Next Up: IPO
Hess Corporation (ticker: HES) has announced plans for a 50/50 joint venture (JV) consisting of its midstream assets in the Bakken Shale. The company will receive cash consideration of $2.675 billion from its partner, Global Infrastructure Partners (GIP), as part of the agreement. The full value of the deal is $5.35 billion.
GIP is a private equity company with offices in three different continents and interests in projects around the world. The equity investor holds a business relationship with Williams Partners LP (ticker: WPZ) and owns a 25% stake in the Freeport LNG project, which is scheduled to be commissioned in 2018 and export a maximum of 1.8 Bcf/d.
Hess and its Midstream Dream
The joint venture will operate under the name Hess Infrastructure Partners, and the company will pursue an initial public offering (IPO) for Hess Midstream Partners LP once the transaction closes in early Q3’15.
Tallgrass Energy GP (ticker: TEGP) and PennTex Midstream Partners LP (ticker: PTXP) are the only oil and gas MLPs to commence IPOs to date in 2015.
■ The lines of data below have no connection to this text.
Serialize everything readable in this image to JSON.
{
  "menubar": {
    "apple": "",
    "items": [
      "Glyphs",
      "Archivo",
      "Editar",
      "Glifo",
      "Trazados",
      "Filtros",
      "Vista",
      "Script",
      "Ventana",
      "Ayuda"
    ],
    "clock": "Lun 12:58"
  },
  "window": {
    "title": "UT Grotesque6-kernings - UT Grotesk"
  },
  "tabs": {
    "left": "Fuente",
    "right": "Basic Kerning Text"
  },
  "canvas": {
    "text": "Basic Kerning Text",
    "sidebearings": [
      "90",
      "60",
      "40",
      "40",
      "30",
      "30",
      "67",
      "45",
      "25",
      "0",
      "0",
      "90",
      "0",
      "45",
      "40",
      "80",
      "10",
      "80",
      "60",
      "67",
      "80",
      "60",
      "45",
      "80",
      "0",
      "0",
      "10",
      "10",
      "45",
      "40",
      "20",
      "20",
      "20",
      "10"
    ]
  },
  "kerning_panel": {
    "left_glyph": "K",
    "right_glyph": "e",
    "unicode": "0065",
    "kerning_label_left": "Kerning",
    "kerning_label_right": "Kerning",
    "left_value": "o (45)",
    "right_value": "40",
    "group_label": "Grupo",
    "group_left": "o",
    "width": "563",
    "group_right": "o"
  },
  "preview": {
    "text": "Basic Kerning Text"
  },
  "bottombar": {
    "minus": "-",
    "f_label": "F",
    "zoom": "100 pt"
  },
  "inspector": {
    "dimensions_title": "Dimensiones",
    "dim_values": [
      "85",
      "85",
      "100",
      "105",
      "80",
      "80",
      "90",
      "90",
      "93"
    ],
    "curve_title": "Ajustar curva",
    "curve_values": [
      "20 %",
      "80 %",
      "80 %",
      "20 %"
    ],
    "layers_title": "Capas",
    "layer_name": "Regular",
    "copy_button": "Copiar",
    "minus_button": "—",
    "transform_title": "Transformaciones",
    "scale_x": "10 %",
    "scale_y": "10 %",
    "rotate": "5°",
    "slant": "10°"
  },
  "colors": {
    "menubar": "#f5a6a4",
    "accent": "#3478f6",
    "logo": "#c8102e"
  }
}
In preparation of the new venture, Hess will begin reporting its Bakken midstream division as a separate segment. Pertaining to Q1’15 financials, the division earned net income of $27 million with EBITDA of $64 million. Capital expenditures for 2015 are expected to range from $325 to $350 million and will be funded purely by the JV. Fiscal 2015 net income is expected to reach $150 million at its midpoint, with EBITDA reaching $290 to $300 million.
Bakken Value Holds Up
Raymond James Equity Research noted the richness of the deal in a note titled “The Bakken Hasn’t Lost Its Luster.” Based on guidance, the transaction multiple equates to 18x EBITDA – a valuation that is “lofty even for publicly traded MLPs, to say nothing of private transactions,” says Raymond James. “GIP is clearly a motivated buyer!”
Capital One Securities agreed. The transaction value of $18.70 per share is nearly triple the initial estimated value of $6.80 per share.
Hess management spoke publicly about establishing a master limited partnership as long as one year ago. John Hess, Chief Executive Officer, outlined tentative plans in his company’s Q1’15 conference call. “Even though the contracts will work for Hess and Hess will maintain all the commodity exposure, the MLP will not have that commodity exposure,” he said. The possibility of selling its midstream services outright was also explored, but the MLP route enabled Hess to “Retain operational control, while maximizing the value of (its) infrastructure investment.”
The midstream provider will be one of the largest operators in the Bakken Shale, according to Hess management, consisting of more than 3,000 miles of pipeline, various processing plants, gathering systems, storage caverns and loading terminals. The Tioga gas plant is the largest of its kind in North Dakota and holds gas processing capacity of 250 MMcf/d. It is also the only ethane extraction system in the region, with NGL capacity of 60 MBOPD.
The venture will incur $600 million of debt through a 5-year Term Loan A facility which will equally divide proceeds between the partners. The JV has access to capital by means of a $400 million five year senior revolving credit facility, which is fully committed.
Combined with the war chest of GIP, “The joint venture will be in a strong position to fund future energy infrastructure investments and continue to grow its midstream business,” said Hess. Stock repurchases will be executed on a “disciplined” basis, said management. The six-person board will consist of three members from each company.
Hess will remain the operator of the assets, giving it control of the day-to-day operations. Strategic matters, such as capital structure, will require nearly unanimous approval from the board, however, meaning GIP will have more influence on the JV’s macro decisions.
Hess, the Parent Company
The nearly $3 billion in proceeds from the transaction equates to roughly 16% of Hess’ market cap as of June 10, 2015, and its liquidity nearly doubled. “We now have more than $8 billion of liquidity, a pro forma net debt-to-capital of approximately 10% and no significant near term debt maturities,” said John Rielly, Chief Financial Officer of Hess.
Raymond James called the transaction “extremely bullish” for Hess, and that the scale of the monetization was “dramatically larger than we could have envisioned.” Its operations in the Bakken are on the rise; Q1’15 volumes of 108 MBOEPD were 71% higher on a year-over-year basis. Production from the region accounts for about 30% of Hess’ flow. 2015 capital guidance was revised modestly to $4.1 billion the previous estimate of $4.7 billion.
3,300 Bakken Drilling Locations in Inventory: 8 Rigs Going
The large cap E&P still has plenty of work to do in the Bakken. An estimated 3,300 drilling locations remain in its acreage, and the company believes it can generate returns of up to 22% within five years if the midpoint price of West Texas Intermediate is $45. Eight rigs are scheduled to be in service throughout 2015.